Homophones: Compliment vs. Complement

compliment vs complement

Homophones: compliment vs. complement.

Homophones are words that sound alike but have different meanings. Sometimes, they’re also spelled differently: compliment vs. complement.

Since homophones sound the same, they are often misspelled. Sometimes they’re misspelled because the writer doesn’t know there are two different spellings. In other cases, misspelled homophones are the result of typing too fast or failing to proofread carefully.

Spell check will not catch these typos because the spelling is legitimate, even if it’s for a word with a different meaning.

To make it easier to remember which spelling goes with which meaning, we can use mnemonic devices, which are memory tricks. Today, we’re going to learn how to remember the difference between the homophones compliment and complement. Read More

Grammar Rules: Further vs. Farther

further vs farther

Further vs. farther: Is it further away or farther away?

Believe it or not, the words further and farther have different meanings, although people tend to use them interchangeably.

And it’s no surprise, because these two words look alike, sound alike, and the difference in meaning is subtle.
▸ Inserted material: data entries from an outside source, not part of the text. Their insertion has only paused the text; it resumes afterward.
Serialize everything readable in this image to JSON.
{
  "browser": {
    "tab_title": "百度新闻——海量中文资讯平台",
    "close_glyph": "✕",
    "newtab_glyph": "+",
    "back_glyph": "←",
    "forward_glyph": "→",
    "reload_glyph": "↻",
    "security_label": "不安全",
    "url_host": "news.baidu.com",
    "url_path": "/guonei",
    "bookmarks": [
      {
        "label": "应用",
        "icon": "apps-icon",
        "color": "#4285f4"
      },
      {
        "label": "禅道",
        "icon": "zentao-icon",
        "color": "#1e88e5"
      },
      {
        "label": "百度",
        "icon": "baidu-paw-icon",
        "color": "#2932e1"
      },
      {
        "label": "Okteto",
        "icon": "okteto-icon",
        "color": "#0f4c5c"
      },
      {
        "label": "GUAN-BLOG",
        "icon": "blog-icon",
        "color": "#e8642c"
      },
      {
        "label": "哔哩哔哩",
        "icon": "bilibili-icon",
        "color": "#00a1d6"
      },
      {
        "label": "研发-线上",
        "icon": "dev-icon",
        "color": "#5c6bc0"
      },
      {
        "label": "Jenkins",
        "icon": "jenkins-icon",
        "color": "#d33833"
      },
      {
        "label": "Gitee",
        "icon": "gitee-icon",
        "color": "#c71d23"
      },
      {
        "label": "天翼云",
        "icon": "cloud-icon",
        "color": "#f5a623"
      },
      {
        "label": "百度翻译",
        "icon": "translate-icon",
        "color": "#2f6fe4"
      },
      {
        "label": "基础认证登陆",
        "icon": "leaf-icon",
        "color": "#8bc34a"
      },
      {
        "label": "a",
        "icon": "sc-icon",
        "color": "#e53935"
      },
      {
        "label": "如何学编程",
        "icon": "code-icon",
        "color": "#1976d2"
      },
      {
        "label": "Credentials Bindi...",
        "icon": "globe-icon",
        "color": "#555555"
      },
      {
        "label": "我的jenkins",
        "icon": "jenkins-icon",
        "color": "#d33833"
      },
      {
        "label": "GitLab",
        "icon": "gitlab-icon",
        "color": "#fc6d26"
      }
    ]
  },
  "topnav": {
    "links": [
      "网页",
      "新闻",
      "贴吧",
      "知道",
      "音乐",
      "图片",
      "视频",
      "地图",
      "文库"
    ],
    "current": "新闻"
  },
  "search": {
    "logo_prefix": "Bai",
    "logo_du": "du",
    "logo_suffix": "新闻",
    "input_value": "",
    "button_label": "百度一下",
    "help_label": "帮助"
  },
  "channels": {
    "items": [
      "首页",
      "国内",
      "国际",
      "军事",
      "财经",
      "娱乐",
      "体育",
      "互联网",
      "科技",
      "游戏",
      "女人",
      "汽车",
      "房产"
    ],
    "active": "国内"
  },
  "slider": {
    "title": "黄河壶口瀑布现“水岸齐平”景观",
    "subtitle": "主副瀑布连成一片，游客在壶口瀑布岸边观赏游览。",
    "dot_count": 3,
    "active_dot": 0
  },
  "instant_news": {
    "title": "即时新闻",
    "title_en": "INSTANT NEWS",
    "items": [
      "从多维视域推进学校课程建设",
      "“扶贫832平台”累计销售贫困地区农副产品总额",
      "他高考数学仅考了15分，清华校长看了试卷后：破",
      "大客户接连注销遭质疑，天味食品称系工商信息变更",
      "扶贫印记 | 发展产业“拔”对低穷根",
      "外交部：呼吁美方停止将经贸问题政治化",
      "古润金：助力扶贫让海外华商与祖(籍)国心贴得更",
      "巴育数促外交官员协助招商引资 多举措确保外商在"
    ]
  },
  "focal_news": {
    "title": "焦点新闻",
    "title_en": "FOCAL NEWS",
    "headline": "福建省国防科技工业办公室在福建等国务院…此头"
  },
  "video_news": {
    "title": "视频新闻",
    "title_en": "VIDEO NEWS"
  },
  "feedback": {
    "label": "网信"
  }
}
Plus there are a few circumstances when they are legitimately interchangeable.

Let’s solve the further vs. farther mystery once and for all. Read More

Punctuation Marks: The Colon

the colon

Punctuation marks: the colon.

The colon is one of the most clearly-defined punctuation marks. It occasionally acts as a stand-in for a comma or period (though when one of these other punctuation marks will do, the colon is unnecessary).

Most commonly, the colon functions as an introductory punctuation mark, notifying the reader that the forthcoming information supports, explains, or elaborates upon what has been said prior to the colon.

These punctuation marks are common in math and science as well as technical documentation. In creative writing, we don’t see a lot of colons unless we’re working on a script. Colons are most often seen in text where a list is being introduced.

The Chicago Manual of Style provides a succinct definition for the colon: Read More

Homophones: Affect vs. Effect

affect vs effect

Homophones sound alike: affect vs. effect.

Homophones can be confusing. Luckily, there’s an easy way to remember affect vs. effect.

I see it all the time: affect and effect mixed up as if they were completely interchangeable.

But they’re not.

These two homophones may sound exactly alike, but they don’t even belong to the same parts of speech!

If you’ve ever written one of these words and scrunched up your eyebrows wondering whether to spell it with an a or an e, then this grammar lesson is for you! Read More